Recently, I was amused and bemused by the report of a stunt that I never would have considered as a way to get out of paying for a sandwich. According to WPXI-TV in Pittsburgh, after finishing one of Primanti Brothers’ fantastic sandwiches (full disclosure – I love a good sandwich from these guys) a patron had to deal with the reality that he did not have the ability to pay for his meal. An unfortunate but not unheard of dilemma, this diner chose a most noteworthy way to try and stiff our friends at Primanti’s – according to the suspect his friend convinced him that a way to get out of paying was to call in a bomb threat to a restaurant down the street. This was AFTER he tried to bolt the place once and was dragged back in by a couple of other customers.

Needless to say, the suspect is now facing charges including: threats to use weapons of mass destruction, public drunkenness, false identification to police, terroristic threats and escape. Talk about an expensive lunch!

Along with having a craving for a great sandwich from one of my favorite sandwich shops, this story got me thinking a little about the natural tendency in all of us from time to time to do whatever we can to avoid the consequences of having to own a poor decision we have made. It also got me thinking about how much we try to use the advice of others as a cover for our own failures. For, you see, while we all may not go to the extreme of calling in a bomb threat to a neighboring restaurant as a way to get out of paying for a sandwich at lunch (did I mention the article also noted that someone else offered to pay for the sandwich in question?), there are times where we might be tempted (if not actually implement) an idea that we think will allow us to escape responsibility for our own actions. Also, stories like this, along with considering others we know who we think are trying to escape responsibility, may give us a little false hope that we are not as bad as we might think since we don’t engage bomb squads to get us out of a sticky wicket.

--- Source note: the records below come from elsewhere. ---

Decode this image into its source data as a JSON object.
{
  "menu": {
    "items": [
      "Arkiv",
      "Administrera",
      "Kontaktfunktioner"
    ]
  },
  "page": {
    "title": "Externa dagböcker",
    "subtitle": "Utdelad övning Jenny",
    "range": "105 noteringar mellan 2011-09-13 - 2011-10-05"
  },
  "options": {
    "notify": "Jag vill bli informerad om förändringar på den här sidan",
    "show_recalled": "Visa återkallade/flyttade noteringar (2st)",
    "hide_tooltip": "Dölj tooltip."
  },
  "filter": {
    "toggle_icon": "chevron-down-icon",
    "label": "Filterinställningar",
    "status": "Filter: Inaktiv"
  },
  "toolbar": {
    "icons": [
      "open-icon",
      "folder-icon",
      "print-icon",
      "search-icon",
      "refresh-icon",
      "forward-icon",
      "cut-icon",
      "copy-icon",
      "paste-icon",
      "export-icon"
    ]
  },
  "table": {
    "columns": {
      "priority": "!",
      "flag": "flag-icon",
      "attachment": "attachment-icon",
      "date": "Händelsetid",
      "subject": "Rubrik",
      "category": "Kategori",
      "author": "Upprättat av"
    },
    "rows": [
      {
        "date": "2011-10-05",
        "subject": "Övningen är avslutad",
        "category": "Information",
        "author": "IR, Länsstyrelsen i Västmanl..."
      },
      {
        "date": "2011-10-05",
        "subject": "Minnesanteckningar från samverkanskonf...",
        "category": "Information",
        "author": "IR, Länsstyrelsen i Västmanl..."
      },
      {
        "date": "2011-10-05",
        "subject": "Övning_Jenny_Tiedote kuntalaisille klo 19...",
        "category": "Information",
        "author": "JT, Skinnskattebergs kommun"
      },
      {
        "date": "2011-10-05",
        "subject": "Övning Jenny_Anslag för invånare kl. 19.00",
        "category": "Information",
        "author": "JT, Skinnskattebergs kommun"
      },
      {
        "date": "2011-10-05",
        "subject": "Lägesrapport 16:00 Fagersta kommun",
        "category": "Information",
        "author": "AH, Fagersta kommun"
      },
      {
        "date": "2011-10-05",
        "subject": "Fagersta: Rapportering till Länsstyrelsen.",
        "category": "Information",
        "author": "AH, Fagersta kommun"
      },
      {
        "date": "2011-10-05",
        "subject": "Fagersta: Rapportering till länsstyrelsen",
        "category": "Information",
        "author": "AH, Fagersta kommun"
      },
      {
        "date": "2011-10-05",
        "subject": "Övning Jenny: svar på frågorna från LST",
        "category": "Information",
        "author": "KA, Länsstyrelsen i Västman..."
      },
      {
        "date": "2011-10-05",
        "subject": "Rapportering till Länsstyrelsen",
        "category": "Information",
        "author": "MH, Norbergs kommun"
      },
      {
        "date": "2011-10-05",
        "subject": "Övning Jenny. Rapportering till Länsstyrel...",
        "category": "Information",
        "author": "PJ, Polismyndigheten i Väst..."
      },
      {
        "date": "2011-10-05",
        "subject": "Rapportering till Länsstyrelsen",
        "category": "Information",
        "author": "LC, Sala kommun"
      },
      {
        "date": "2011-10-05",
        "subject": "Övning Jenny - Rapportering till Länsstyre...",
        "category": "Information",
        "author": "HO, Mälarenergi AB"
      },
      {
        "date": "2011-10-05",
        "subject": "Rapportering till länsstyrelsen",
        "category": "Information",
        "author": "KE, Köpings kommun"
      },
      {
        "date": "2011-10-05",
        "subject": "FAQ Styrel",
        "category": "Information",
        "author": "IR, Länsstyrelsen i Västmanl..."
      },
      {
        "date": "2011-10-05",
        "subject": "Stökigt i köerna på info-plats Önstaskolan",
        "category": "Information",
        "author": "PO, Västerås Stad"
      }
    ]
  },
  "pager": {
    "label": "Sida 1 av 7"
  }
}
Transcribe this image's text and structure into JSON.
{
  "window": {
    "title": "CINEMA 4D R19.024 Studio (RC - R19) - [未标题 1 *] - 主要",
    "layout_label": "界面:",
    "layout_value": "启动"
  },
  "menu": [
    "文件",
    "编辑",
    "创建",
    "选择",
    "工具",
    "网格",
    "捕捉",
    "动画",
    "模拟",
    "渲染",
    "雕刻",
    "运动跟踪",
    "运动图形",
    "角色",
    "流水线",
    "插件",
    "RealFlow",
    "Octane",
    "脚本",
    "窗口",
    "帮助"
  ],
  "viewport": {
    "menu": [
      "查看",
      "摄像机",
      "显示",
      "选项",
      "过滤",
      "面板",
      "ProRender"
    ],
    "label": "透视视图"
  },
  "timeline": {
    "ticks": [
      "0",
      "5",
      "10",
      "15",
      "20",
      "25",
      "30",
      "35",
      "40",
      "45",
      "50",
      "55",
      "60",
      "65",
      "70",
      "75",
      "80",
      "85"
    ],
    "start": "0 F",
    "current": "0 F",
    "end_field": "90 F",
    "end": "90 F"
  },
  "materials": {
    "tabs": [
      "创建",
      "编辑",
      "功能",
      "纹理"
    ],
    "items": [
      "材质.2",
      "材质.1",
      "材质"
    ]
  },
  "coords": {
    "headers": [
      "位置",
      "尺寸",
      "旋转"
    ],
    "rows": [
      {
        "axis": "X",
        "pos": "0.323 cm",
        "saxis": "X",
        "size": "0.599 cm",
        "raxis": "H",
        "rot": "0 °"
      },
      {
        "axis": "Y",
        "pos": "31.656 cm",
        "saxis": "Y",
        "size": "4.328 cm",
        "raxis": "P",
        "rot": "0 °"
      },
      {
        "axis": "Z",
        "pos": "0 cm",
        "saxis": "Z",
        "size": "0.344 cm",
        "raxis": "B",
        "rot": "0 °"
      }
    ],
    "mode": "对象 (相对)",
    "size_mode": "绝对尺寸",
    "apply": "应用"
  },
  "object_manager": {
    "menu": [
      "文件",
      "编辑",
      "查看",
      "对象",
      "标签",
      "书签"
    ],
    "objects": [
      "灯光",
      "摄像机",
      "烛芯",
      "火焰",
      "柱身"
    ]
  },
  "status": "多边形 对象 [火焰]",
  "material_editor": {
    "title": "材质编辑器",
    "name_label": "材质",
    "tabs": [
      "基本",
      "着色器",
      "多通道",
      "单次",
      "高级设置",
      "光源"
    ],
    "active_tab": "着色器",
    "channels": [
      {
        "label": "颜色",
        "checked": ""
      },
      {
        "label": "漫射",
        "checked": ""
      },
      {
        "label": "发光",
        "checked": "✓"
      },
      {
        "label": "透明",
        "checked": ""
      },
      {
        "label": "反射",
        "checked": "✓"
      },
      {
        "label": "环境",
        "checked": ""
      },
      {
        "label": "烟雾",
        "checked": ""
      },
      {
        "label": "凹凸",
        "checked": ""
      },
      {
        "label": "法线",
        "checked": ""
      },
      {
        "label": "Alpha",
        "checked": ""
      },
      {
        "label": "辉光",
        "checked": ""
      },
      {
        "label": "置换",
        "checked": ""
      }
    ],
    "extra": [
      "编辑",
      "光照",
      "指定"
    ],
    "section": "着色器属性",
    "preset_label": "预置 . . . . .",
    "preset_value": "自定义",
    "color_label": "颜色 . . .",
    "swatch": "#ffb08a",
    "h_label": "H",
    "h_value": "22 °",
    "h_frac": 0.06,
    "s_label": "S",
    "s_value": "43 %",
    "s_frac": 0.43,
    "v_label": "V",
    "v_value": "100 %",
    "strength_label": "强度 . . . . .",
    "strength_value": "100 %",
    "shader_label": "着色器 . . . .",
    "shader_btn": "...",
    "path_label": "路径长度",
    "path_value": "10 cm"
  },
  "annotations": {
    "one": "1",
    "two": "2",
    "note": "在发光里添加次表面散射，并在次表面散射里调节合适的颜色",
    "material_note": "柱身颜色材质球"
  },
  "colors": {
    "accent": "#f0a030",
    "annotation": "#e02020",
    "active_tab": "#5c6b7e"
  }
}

Two things we might want to consider when pondering stories like this:

  1. Before we give someone else a hard time or look down upon them for an indefensible decision they made, let’s be darn sure to do some self-aware self-examination of our own lot in life; and,

  2. Let us never forget we worship a God of grace, forgiveness, reconciliation, and redemption, who calls us to accountability but also encourages us to move forward from the past and into a future filled with divine glory and love each and every day.

Adam and Eve, we read in Genesis, tried to cover themselves with a fig leaf to mask their failure. It may not be the bomb squad, but the concept of wanting to avoid the consequences of a poor decision is still the same. Instead of running away, let’s instead run into the arms of one who loves us, forgives us, and also reminds us to, “Go forth and sin no more.”

Grace and Peace, Lamar

From what do you need to stop running in order to set things right and move forward in a more productive manner?